It seems like John the Baptist and Elijah had a few things in common:
- They dressed the same.
- They called for the people to turn away from sins and false gods and faithfully obey God.
- They confronted the Kings of their day about their sins.
On the other hand, John didn’t perform any miracles and he certainly wasn’t whisked away to heaven in a whirlwind.
So, back to the scripture, Jesus says, “Until the time of John all the prophets and the Law of Moses spoke about the Kingdom; and if you are willing to believe their message, John is Elijah, whose coming was predicted.”
To me he is not making a definitive statement that John is Elijah. I think this is a challenge to the crowd. Jesus invites people to be obedient to God’s law and the teachings of the prophets. If they choose to do this on the basis of John’s ministry, then John is Elijah to them. If they choose to be disobedient to the law and teachings, then John is not Elijah to them. That’s the way I read it.
Interestingly enough, this is one of several passages that highlight the Jewish belief in reincarnation. Jews of Jesus’ time believed in the possibility of both the resurrection of the body and reincarnation into another body after death. They are still waiting for a reincarnation of Elijah that will be a sign of that judgment day that is still apparently yet to come.

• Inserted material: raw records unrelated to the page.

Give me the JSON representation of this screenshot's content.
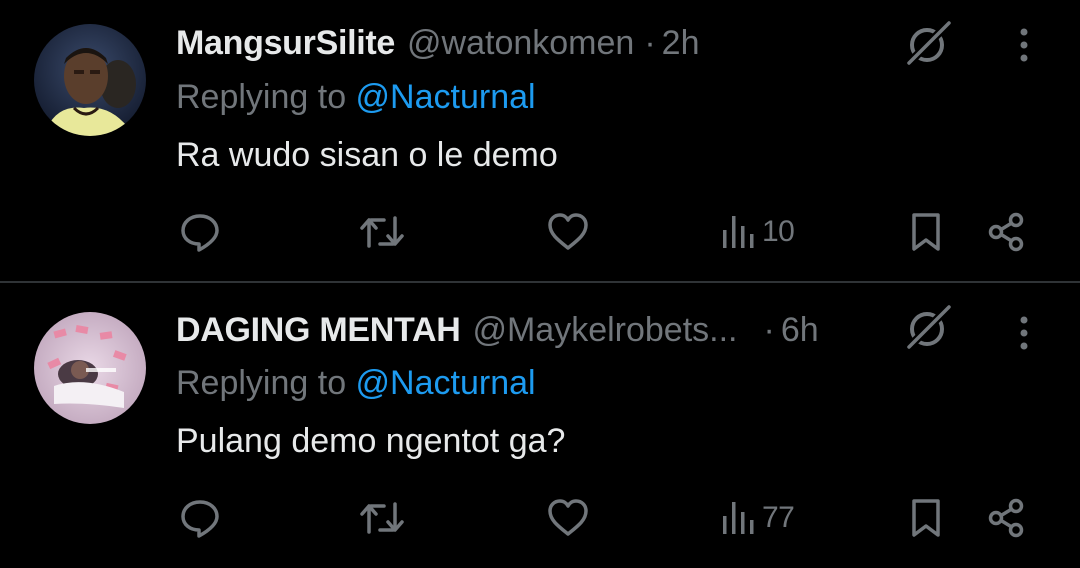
{
  "colors": {
    "background": "#000000",
    "primary_text": "#e7e9ea",
    "secondary_text": "#71767b",
    "accent": "#1d9bf0",
    "divider": "#2f3336"
  },
  "tweets": [
    {
      "display_name": "MangsurSilite",
      "handle": "@watonkomen",
      "separator": "·",
      "time": "2h",
      "replying_prefix": "Replying to ",
      "replying_to": "@Nacturnal",
      "text": "Ra wudo sisan o le demo",
      "views": "10",
      "icons": [
        "reply-icon",
        "retweet-icon",
        "like-icon",
        "views-icon",
        "bookmark-icon",
        "share-icon",
        "grok-icon",
        "more-icon"
      ]
    },
    {
      "display_name": "DAGING MENTAH",
      "handle": "@Maykelrobets...",
      "separator": "·",
      "time": "6h",
      "replying_prefix": "Replying to ",
      "replying_to": "@Nacturnal",
      "text": "Pulang demo ngentot ga?",
      "views": "77",
      "icons": [
        "reply-icon",
        "retweet-icon",
        "like-icon",
        "views-icon",
        "bookmark-icon",
        "share-icon",
        "grok-icon",
        "more-icon"
      ]
    }
  ]
}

If anybody deserves to get a second go at things it would be Elijah. He had a pretty rough time the first time around, but God was with him all the way. He’s one of those heroes of the faith that I’d really like to meet. And it would be totally cool to go back in time and see that fire from heaven zap that altar or witness that heavenly whirlwind that took Elijah away. Awesome. Don’t let anyone tell you that nothing exciting happens in the Old Testament. They must not know about Elijah.
What does this scripture say to you?